Another way is to increase neuromuscular synchronization and power. A knee that collapses in or hip that collapses up during the running stride is known as a “power leak,” meaning that muscles are misaligned and therefore pushing the body up, laterally, or rotationally instead of contributing to driving it forward.

Yet another way to increase running economy is to become smaller. This includes having reduced fat percentage and increased muscle percentage, but it encompasses more than that: runners that are volumetrically smaller have a much easier time traveling distance than runners that are volumetrically larger. Why? If you’re taller, not only will your bones and muscles have to be thicker (in order to retain the same proportions), but then your organs, especially your heart and circulatory system, will be working that much more to pump blood from your toes to your brain.

It doesn’t matter what aspect of running economy you’re talking about. Not only does the economical runner expend less total energy than the non-economical runner, but a greater percentage of total energy expenditure ends up going towards crossing the finish line rather than being lost in vertical, lateral, or torsional oscillation, power leaks, or greater metabolic upkeep.

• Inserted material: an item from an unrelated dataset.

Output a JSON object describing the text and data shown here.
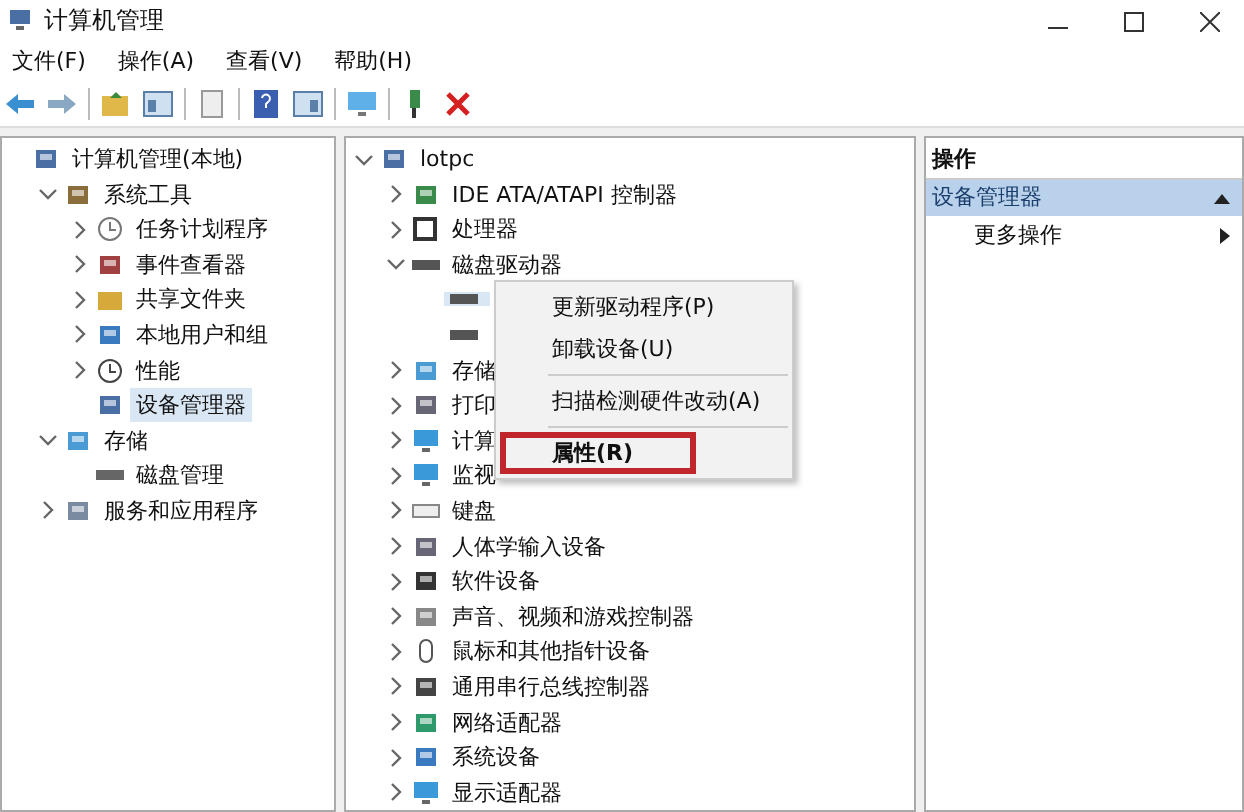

The question of efficiency or running economy should always be asked in tandem with the question of athletic performance: is seeking some initial efficiency—for example, bowing my upper back because I’m tired—going to hinder my athletic performance or development?

Personally, I believe that “good form” for any athletic activity is “that form which allows us to express greater athletic power.” That’s how it’s defined across martial arts, baseball, the decathlon, and marbles. That should be how we define it in running too.

When a forefoot strike results from all the correct physiological and gait factors, a greater proportion of the stance will be spent on the forefoot, meaning that a greater proportion of the stance phase will go into force production. The stance is shorter overall, and the speed is faster. Is this stride type more costly (and does it produce its own set of injuries)? Maybe, possibly. Sure.

Do certain distances place such a burden on people’s endurance—even that of elite athletes—that they opt out of the “power producing” stride type completely? That’s the billion-dollar question, and given the answer, we might find that it is completely within reason to adopt a hybrid stride or even a heel strike at certain distances, full stop. (Or, you know, we could just walk).

Great form (and great technique) are expenses of energy, both immediate and in terms of time and training. But achieving them will facilitate efficiency at a higher athletic level: we’ll expend more energy, but we’ll be able to apply a greater percentage of that energy towards the achievement of our athletic goals.